Leave out the pictures. Return every record otherwise untouched.

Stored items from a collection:
· · · ·

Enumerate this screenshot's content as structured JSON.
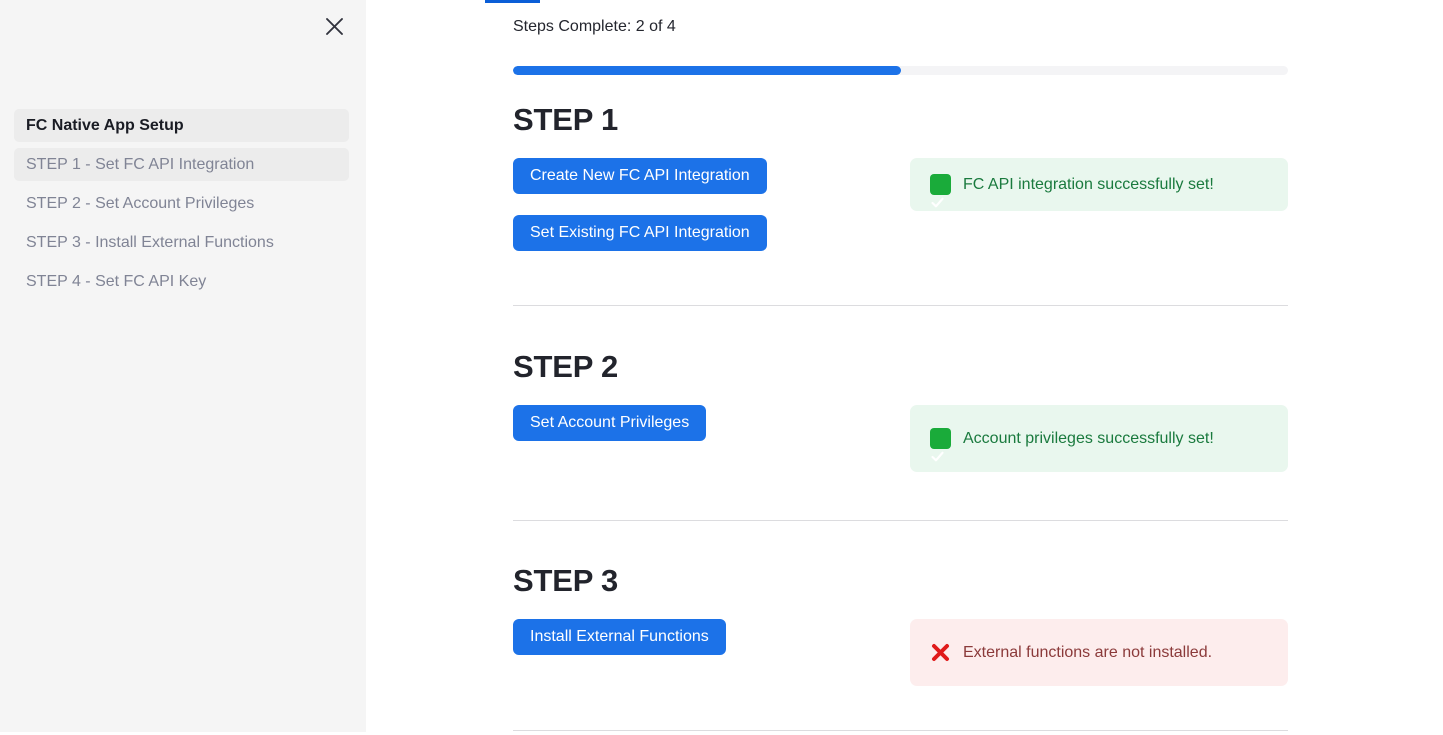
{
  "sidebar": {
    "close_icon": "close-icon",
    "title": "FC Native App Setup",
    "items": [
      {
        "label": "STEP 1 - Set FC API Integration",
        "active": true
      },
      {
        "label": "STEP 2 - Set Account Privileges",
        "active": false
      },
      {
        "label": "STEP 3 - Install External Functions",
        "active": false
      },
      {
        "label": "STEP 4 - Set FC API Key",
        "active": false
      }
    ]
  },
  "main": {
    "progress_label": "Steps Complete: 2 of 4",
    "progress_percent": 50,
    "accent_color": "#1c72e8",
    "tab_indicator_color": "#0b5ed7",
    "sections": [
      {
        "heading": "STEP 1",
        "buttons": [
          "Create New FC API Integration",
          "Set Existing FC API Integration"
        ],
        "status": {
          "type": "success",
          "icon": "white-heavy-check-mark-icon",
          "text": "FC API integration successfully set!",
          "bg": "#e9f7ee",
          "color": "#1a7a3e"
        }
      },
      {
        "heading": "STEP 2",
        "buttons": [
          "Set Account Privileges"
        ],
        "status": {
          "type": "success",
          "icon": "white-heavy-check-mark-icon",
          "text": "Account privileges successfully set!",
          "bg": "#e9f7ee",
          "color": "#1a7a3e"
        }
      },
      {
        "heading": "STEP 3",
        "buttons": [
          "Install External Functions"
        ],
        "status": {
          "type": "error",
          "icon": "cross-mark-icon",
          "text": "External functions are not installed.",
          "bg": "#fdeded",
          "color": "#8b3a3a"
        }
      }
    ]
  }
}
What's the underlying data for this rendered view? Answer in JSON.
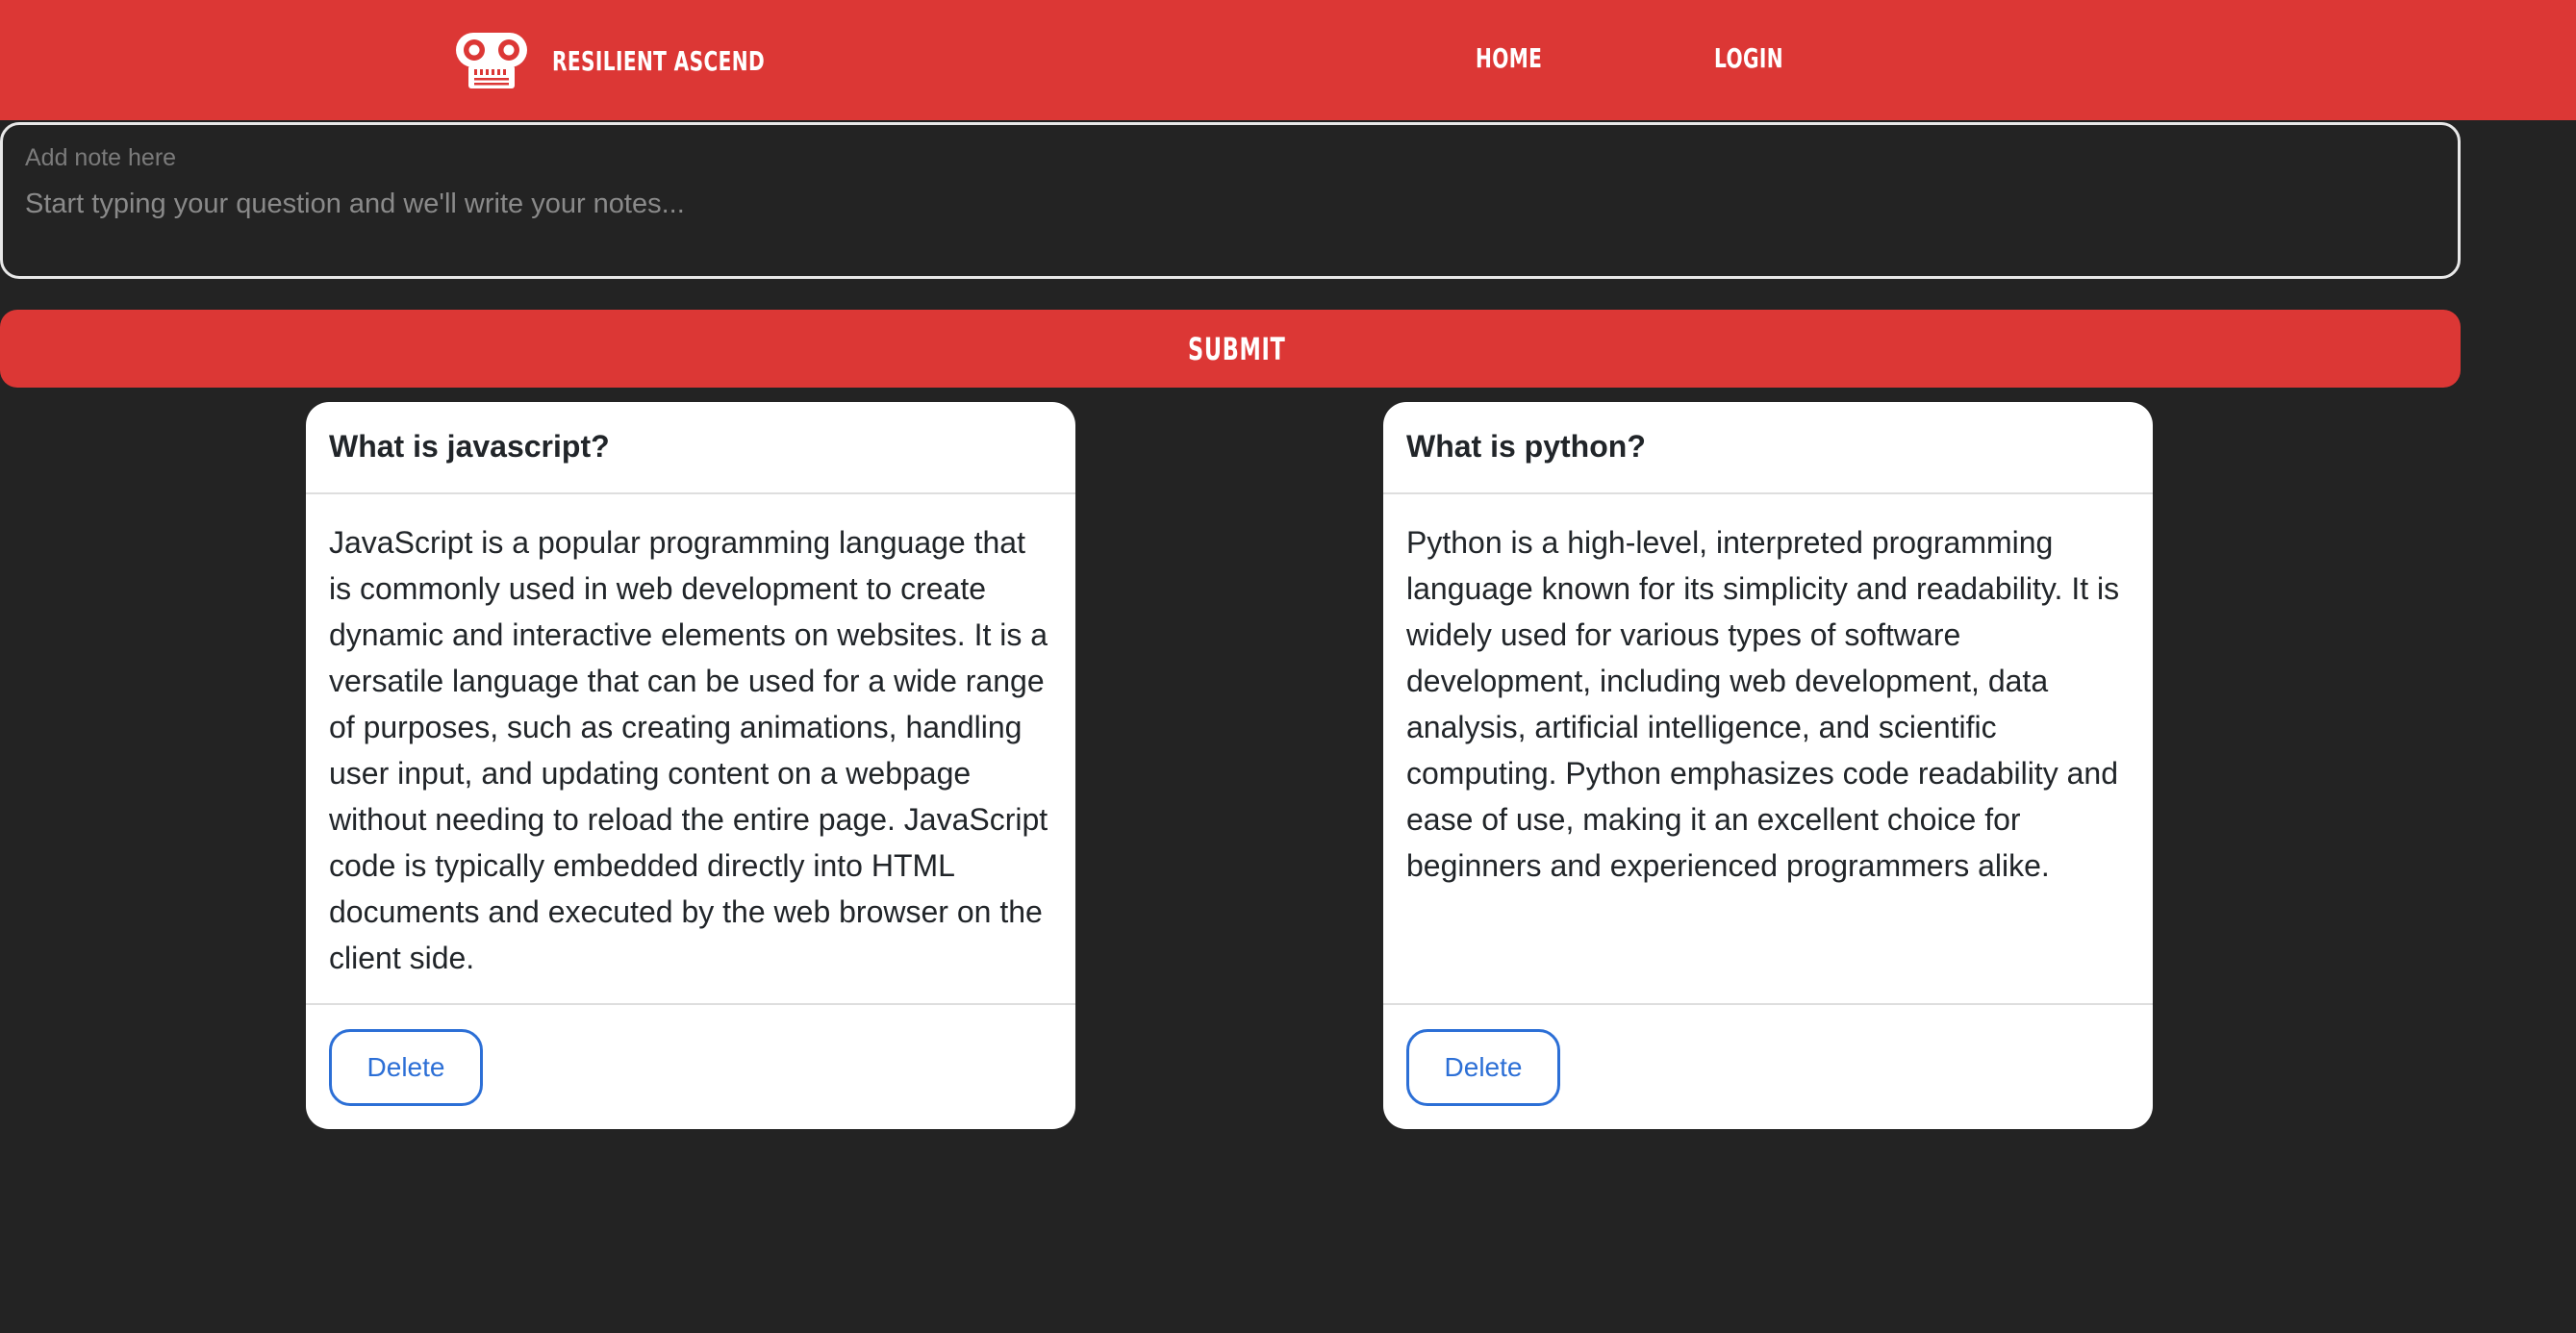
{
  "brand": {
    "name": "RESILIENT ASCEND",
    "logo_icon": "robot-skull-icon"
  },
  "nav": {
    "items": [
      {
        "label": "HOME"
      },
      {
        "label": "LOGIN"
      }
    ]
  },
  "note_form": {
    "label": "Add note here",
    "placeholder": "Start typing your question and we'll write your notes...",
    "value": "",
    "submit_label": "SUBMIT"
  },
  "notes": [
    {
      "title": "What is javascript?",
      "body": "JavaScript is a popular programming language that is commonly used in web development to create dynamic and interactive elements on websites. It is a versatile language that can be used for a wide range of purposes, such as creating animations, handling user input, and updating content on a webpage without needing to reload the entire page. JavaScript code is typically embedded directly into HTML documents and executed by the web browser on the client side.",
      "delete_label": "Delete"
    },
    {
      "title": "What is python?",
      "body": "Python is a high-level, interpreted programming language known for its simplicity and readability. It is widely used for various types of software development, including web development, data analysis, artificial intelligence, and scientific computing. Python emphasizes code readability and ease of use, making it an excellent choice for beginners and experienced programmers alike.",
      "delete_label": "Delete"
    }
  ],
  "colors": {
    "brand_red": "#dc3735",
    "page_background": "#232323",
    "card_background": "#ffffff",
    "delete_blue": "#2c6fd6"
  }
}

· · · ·

RESPONSE TO THIS TASK:
Enumerate this screenshot's content as structured JSON.
{
  "sidebar": {
    "close_icon": "close-icon",
    "title": "FC Native App Setup",
    "items": [
      {
        "label": "STEP 1 - Set FC API Integration",
        "active": true
      },
      {
        "label": "STEP 2 - Set Account Privileges",
        "active": false
      },
      {
        "label": "STEP 3 - Install External Functions",
        "active": false
      },
      {
        "label": "STEP 4 - Set FC API Key",
        "active": false
      }
    ]
  },
  "main": {
    "progress_label": "Steps Complete: 2 of 4",
    "progress_percent": 50,
    "accent_color": "#1c72e8",
    "tab_indicator_color": "#0b5ed7",
    "sections": [
      {
        "heading": "STEP 1",
        "buttons": [
          "Create New FC API Integration",
          "Set Existing FC API Integration"
        ],
        "status": {
          "type": "success",
          "icon": "white-heavy-check-mark-icon",
          "text": "FC API integration successfully set!",
          "bg": "#e9f7ee",
          "color": "#1a7a3e"
        }
      },
      {
        "heading": "STEP 2",
        "buttons": [
          "Set Account Privileges"
        ],
        "status": {
          "type": "success",
          "icon": "white-heavy-check-mark-icon",
          "text": "Account privileges successfully set!",
          "bg": "#e9f7ee",
          "color": "#1a7a3e"
        }
      },
      {
        "heading": "STEP 3",
        "buttons": [
          "Install External Functions"
        ],
        "status": {
          "type": "error",
          "icon": "cross-mark-icon",
          "text": "External functions are not installed.",
          "bg": "#fdeded",
          "color": "#8b3a3a"
        }
      }
    ]
  }
}
What's the underlying data for this rendered view? Answer in JSON.
{
  "brand": {
    "name": "RESILIENT ASCEND",
    "logo_icon": "robot-skull-icon"
  },
  "nav": {
    "items": [
      {
        "label": "HOME"
      },
      {
        "label": "LOGIN"
      }
    ]
  },
  "note_form": {
    "label": "Add note here",
    "placeholder": "Start typing your question and we'll write your notes...",
    "value": "",
    "submit_label": "SUBMIT"
  },
  "notes": [
    {
      "title": "What is javascript?",
      "body": "JavaScript is a popular programming language that is commonly used in web development to create dynamic and interactive elements on websites. It is a versatile language that can be used for a wide range of purposes, such as creating animations, handling user input, and updating content on a webpage without needing to reload the entire page. JavaScript code is typically embedded directly into HTML documents and executed by the web browser on the client side.",
      "delete_label": "Delete"
    },
    {
      "title": "What is python?",
      "body": "Python is a high-level, interpreted programming language known for its simplicity and readability. It is widely used for various types of software development, including web development, data analysis, artificial intelligence, and scientific computing. Python emphasizes code readability and ease of use, making it an excellent choice for beginners and experienced programmers alike.",
      "delete_label": "Delete"
    }
  ],
  "colors": {
    "brand_red": "#dc3735",
    "page_background": "#232323",
    "card_background": "#ffffff",
    "delete_blue": "#2c6fd6"
  }
}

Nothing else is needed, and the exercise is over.